When people ask where I live I’m more likely to say “Twitter” than my city of residence. And just like my actual city, sometimes I need to get out of town and hole up somewhere else—somewhere with actual trees with actual birds tweeting.
Everyone has their own way to deal with internet burnout. Weekend stints away from technology; writing essays about how stepping away from the Internet changed your life for the better (or worse); even putting your phone inside of a faraday cage could all help ease the feeling you get from checking your inbox.
Going offline? You don’t need to turn it into a spectacle, nor do you need to cut the web out of your life completely and live like a Luddite. Perhaps the solution to your distracted lifestyle isn’t a jettisoning of your entire online existence, but a scaling back of what you consider “going offline.”
nonline or non-line (adj.): No longer found on, made available to, or primarily accessed or contacted through the Internet.
In his newsletter he described his self-imposed exile from the modern web as a quest to rediscover writing for an audience of one instead of the thousands of followers he has, as well as a realization of how easy it is to feel like everything is immediate, urgent, and demands attention.

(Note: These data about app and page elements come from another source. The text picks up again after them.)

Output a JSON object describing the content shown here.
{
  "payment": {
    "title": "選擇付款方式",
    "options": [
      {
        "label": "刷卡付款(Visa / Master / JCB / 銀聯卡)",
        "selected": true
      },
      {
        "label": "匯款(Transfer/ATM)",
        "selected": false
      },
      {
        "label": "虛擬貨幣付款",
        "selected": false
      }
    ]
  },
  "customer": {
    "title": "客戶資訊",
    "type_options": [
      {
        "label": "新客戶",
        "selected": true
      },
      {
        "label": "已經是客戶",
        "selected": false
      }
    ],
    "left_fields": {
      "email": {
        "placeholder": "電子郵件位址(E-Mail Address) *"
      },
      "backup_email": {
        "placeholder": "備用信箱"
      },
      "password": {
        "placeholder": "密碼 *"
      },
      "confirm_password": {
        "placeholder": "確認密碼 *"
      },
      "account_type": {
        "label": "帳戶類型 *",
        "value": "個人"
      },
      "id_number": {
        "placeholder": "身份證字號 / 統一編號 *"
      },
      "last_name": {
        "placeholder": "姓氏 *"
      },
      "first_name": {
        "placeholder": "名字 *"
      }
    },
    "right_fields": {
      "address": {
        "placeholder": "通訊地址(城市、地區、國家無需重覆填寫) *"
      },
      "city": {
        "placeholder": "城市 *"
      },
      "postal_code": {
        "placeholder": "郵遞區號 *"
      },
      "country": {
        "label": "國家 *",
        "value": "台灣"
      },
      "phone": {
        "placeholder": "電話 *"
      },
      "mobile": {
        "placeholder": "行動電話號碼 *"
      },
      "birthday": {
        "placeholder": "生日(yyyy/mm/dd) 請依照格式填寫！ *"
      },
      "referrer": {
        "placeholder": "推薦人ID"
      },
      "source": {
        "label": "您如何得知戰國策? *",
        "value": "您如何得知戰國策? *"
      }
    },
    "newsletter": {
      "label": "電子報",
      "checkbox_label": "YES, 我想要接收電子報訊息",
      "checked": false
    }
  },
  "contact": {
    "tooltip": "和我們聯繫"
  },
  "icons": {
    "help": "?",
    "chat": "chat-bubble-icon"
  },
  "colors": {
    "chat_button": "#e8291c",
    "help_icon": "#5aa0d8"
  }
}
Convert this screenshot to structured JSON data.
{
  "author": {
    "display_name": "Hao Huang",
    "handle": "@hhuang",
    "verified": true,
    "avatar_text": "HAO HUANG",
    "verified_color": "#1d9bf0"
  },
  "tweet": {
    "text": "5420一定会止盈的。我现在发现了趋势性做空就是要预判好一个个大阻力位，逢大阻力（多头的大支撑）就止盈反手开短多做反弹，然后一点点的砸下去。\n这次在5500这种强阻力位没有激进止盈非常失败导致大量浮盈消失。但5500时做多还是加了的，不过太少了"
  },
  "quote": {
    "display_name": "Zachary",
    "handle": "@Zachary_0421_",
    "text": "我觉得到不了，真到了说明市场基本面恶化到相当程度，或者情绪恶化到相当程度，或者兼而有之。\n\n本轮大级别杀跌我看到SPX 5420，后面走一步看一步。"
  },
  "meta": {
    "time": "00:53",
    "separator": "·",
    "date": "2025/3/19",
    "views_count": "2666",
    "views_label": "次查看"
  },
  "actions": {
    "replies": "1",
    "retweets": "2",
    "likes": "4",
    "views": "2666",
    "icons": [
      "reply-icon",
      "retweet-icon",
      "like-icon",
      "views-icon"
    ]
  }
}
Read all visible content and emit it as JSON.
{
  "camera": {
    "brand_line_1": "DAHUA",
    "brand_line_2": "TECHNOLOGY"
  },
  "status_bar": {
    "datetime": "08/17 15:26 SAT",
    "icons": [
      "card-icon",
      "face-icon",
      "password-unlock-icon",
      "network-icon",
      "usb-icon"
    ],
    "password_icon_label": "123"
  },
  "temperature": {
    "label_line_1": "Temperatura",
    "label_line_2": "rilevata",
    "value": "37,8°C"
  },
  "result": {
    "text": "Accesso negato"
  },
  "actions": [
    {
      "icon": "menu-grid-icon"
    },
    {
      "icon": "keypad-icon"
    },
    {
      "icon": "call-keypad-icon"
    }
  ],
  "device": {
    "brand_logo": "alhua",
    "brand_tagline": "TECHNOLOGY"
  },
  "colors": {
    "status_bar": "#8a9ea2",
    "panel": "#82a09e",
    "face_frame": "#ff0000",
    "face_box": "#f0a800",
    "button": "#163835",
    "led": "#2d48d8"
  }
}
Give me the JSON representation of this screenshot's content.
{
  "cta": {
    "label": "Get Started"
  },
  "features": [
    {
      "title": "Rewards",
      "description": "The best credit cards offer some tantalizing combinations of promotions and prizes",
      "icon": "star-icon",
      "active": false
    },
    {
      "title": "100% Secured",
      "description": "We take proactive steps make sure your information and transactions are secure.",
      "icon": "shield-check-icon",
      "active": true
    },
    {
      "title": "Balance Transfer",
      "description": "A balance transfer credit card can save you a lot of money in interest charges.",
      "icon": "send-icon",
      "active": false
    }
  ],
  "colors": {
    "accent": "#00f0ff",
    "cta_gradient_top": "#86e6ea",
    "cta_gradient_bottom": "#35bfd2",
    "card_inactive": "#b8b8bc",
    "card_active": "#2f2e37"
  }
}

Being online today means keeping everyone updated or informed of your activities.
The tools make it so very easy to broadcast even the silliest and most fleeting of thoughts immediately. I’ve adopted the sense of extreme urgency I feel (perhaps wrongly, I admit) the tools demand from me. That everyone needs to know “What’s Happening?” in my head right this second. I’ve also convinced myself that, if I don’t show up and keep hitting publish, the people that really do care about my work and words will stop caring and move on. I think that’s a problem.
Okay, “nonline” is a little pretentious, but it does a great job of defining what we consider “online” and “offline” activity. For many, going offline means unplugging and turning off everything with a display and an internet connection. Going offline involves doing things in the “real world” like cooking for your “family” and “talking” on the “phone” with someone you “love” or something like that. But going “nonline” might mean keeping up on your email (a necessity more than an option) while abandoning the rest of your online persona. It ain’t going anywhere.
The benefits of going “nonline” are apparent if you’ve ever thought about how you feel after using the Internet for just a few hours. It’s constantly tricking us, making us think we’re smarter than we are, substituting actual knowledge with where you found it, and bombarding you with a constant stream of negative news, vitriol-spewing commenters (not you guys, I love you), and jokes about “covfefe” while the world falls apart around you. All of that isn’t great for your mental well-being, as asserted by nearly every article about the web.